As the first installment of our new series, this post is from JI’s good friend Christopher Blythe. Chris is a graduate of Utah State University, and is now a PhD candidate in religious studies at Florida State University. He has published broadly on the divergent Mormon traditions, and currently serves on the Board of Directors for the John Whitmer Historical Association.
Bringhurst and Hamer’s Scattering of the Saints was a watershed moment for the study of divergent Mormonisms.
In 2008, while a Master’s student at Utah State University, Philip Barlow invited me to be his assistant for a course entitled, “Mormonisms.” This was Barlow’s first time teaching the course and his third Mormon Studies course at USU. He had some general ideas of what he wanted accomplish in the course, but I was fortunate to be able to help flesh out the curriculum, assignments, and schedule for the course. This was my first teaching experience in which I lectured roughly every fourth class period. I think it’s a fun exercise to imagine teaching the course once again. Six years later, how would I reimagine this class?
The objective of this course was and would continue to be to problematize the standard telling of Mormon history and Mormon thought. Rather than examining Mormonism through the teachings and history of one Church, we would see that Mormon thought was always diverse and in contest. This is crucial for understanding the development of Mormonism (i.e. the current face of any one institution of Mormonism is not inevitable but based on historical events and personalities), but also to emphasize the point (first made by Jan Shipps) that Mormonism is not one new religious movement, but an entirely new religious tradition with its own branches and schools of thought.
By April 21, 2014
The flowing of Mormon studies in the print world has been well-documented. Presses are rushing for more titles on LDS topics, partly because they sell consistently well. While the quantity has sometimes overshadowed the quality of this movement, I think it is safe to say the field is much stronger as a result.
But publications are only one part of the integration of Mormon studies into the academic world. Another important element is the inclusion of Mormonism in academic classrooms. This is done through several ways. The first is through better integration of Mormonism into broader courses (including classes on American Religous History, New Religious Movements, the American West, or even the classic American history survey). This is mostly accomplished as scholarly work on Mormonism becomes better known, and thus professors are more aware and likely to include it in their lectures, readings, or comprehensive exams. (I was interested to find out that here at Cambridge, the only question on religion in an undergraduate American history exam from a couple years ago was on the Mormon trek west.) Joseph Smith is always a popular topic for undergraduate students, and the Book of Mormon often serves as a surprisingly rewarding text for students to engage.

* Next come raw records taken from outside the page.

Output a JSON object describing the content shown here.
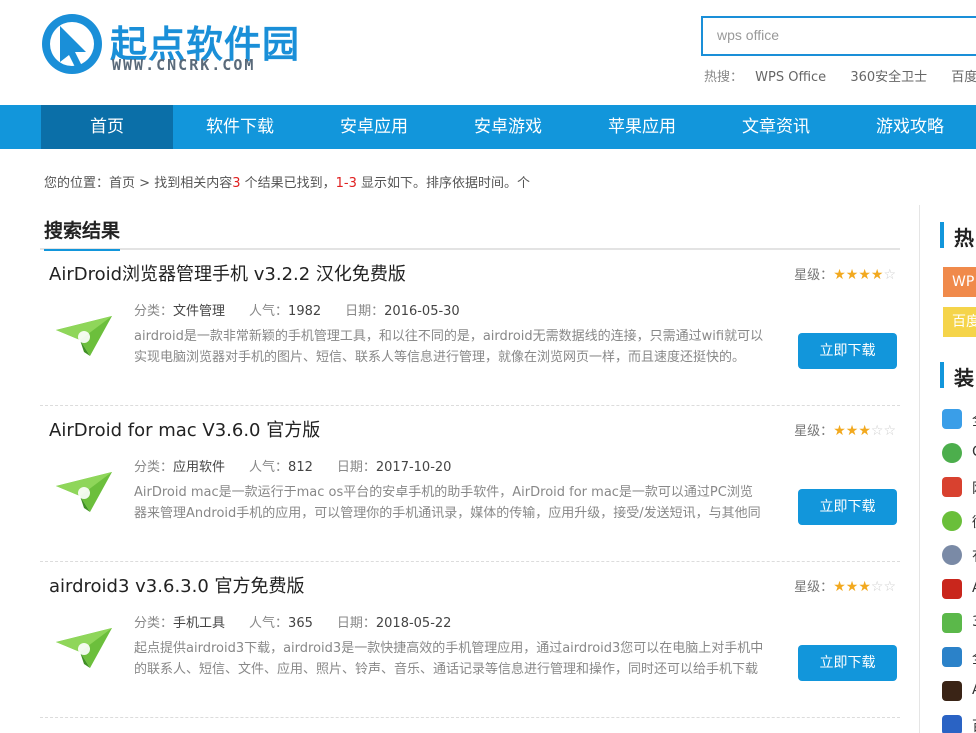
{
  "site": {
    "title": "起点软件园",
    "url_text": "WWW.CNCRK.COM"
  },
  "search": {
    "value": "wps office",
    "hot_label": "热搜：",
    "hot": [
      "WPS Office",
      "360安全卫士",
      "百度输入"
    ]
  },
  "nav": [
    "首页",
    "软件下载",
    "安卓应用",
    "安卓游戏",
    "苹果应用",
    "文章资讯",
    "游戏攻略"
  ],
  "breadcrumb": {
    "prefix": "您的位置：",
    "home": "首页",
    "sep": " > ",
    "found": "找到相关内容",
    "count": "3",
    "found2": " 个结果已找到，",
    "range": "1-3",
    "tail": " 显示如下。排序依据时间。个"
  },
  "section": {
    "title": "搜索结果"
  },
  "labels": {
    "category": "分类：",
    "popularity": "人气：",
    "date": "日期：",
    "rating": "星级：",
    "download": "立即下载"
  },
  "results": [
    {
      "title": "AirDroid浏览器管理手机 v3.2.2 汉化免费版",
      "stars": 4,
      "category": "文件管理",
      "popularity": "1982",
      "date": "2016-05-30",
      "desc": "airdroid是一款非常新颖的手机管理工具，和以往不同的是，airdroid无需数据线的连接，只需通过wifi就可以实现电脑浏览器对手机的图片、短信、联系人等信息进行管理，就像在浏览网页一样，而且速度还挺快的。"
    },
    {
      "title": "AirDroid for mac V3.6.0 官方版",
      "stars": 3,
      "category": "应用软件",
      "popularity": "812",
      "date": "2017-10-20",
      "desc": "AirDroid mac是一款运行于mac os平台的安卓手机的助手软件，AirDroid for mac是一款可以通过PC浏览器来管理Android手机的应用，可以管理你的手机通讯录，媒体的传输，应用升级，接受/发送短讯，与其他同"
    },
    {
      "title": "airdroid3 v3.6.3.0 官方免费版",
      "stars": 3,
      "category": "手机工具",
      "popularity": "365",
      "date": "2018-05-22",
      "desc": "起点提供airdroid3下载，airdroid3是一款快捷高效的手机管理应用，通过airdroid3您可以在电脑上对手机中的联系人、短信、文件、应用、照片、铃声、音乐、通话记录等信息进行管理和操作，同时还可以给手机下载"
    }
  ],
  "sidebar": {
    "hot_title": "热",
    "tags": [
      "WP",
      "百度"
    ],
    "install_title": "装",
    "apps": [
      "全",
      "C",
      "网",
      "微",
      "有",
      "A",
      "3",
      "全",
      "A",
      "百"
    ]
  },
  "colors": {
    "brand": "#1296db",
    "nav_active": "#0b6fa8",
    "star_on": "#f2a91f",
    "tag_orange": "#f08a4b",
    "tag_yellow": "#f5d44a"
  }
}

Many have said that Sally Gordon’s The Mormon Question is the go-to text for teaching the intersection of religion and law in the nineteenth century. I imagine this will, and should, continue, as Mormon history becomes more intimately intertwined with the academic study of religious history.